About the author

Portis was born in El Dorado (Union County, Arkansas) in 1933. His family, which included two brothers and a sister, later settled in Hamburg (Ashley County, Arkansas). In the early 1950s, he served in the Korean War with the Marine Corps and was discharged in 1955. He enrolled in the University of Arkansas in Fayetteville and graduated in 1958.

After starting his journalism career at the Commercial Appeal in Memphis, Portis worked for the Arkansas Gazette in Little Rock for almost two years, writing among other things the "Our Town" column, a standard feature of the paper for several decades. After leaving the Gazette, Portis got a job at the New York Herald Tribune, where he spent four years, the last as London bureau chief. Among his colleagues there were Tom Wolfe, Lewis Lapham, and Art Buchwald, all of whom would become well-known authors.

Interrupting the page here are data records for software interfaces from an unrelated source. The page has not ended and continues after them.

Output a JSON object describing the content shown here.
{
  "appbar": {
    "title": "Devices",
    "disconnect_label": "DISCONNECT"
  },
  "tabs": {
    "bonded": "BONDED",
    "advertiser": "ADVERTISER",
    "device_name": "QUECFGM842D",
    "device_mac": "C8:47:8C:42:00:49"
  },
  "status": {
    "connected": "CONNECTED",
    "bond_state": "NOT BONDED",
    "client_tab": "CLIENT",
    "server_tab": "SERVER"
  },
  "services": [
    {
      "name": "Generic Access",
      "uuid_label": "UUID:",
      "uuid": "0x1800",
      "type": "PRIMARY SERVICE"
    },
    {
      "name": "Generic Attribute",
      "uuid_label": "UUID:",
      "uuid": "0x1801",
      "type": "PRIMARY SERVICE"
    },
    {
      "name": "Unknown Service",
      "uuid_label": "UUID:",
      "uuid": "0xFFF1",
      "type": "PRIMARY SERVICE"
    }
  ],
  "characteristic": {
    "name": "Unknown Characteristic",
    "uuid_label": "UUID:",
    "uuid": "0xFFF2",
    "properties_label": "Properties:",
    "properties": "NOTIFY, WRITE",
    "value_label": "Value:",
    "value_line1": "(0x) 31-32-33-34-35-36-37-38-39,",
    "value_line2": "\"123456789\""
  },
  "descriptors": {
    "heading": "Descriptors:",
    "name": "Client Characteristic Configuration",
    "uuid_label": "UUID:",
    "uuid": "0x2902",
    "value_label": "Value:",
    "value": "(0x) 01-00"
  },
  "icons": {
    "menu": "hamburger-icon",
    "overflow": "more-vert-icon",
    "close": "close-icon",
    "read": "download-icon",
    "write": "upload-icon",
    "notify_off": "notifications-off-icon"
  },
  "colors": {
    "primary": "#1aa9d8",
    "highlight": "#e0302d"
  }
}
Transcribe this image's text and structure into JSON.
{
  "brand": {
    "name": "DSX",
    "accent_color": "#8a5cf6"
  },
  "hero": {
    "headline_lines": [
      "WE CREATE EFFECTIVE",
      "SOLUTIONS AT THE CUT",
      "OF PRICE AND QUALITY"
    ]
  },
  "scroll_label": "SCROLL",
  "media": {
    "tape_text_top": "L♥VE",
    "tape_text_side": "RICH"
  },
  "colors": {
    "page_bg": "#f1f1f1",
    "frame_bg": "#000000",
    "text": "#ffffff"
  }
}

In 1964, he left the Herald Tribune and returned to Arkansas to write fiction. His first novel, Norwood, was published in 1966. His next novel, True Grit, was serialized in the Saturday Evening Post in 1968, published as a book the same year, and made into a movie the next year. Portis, a long-time resident of Little Rock, has also written for the New Yorker, the Atlantic Monthly, and the Oxford American, which gave Portis its first Lifetime Achievement in Southern Literature award in 2010. His play, Delrays New Moon, was produced by the Arkansas Repertory Theatre in April 1996.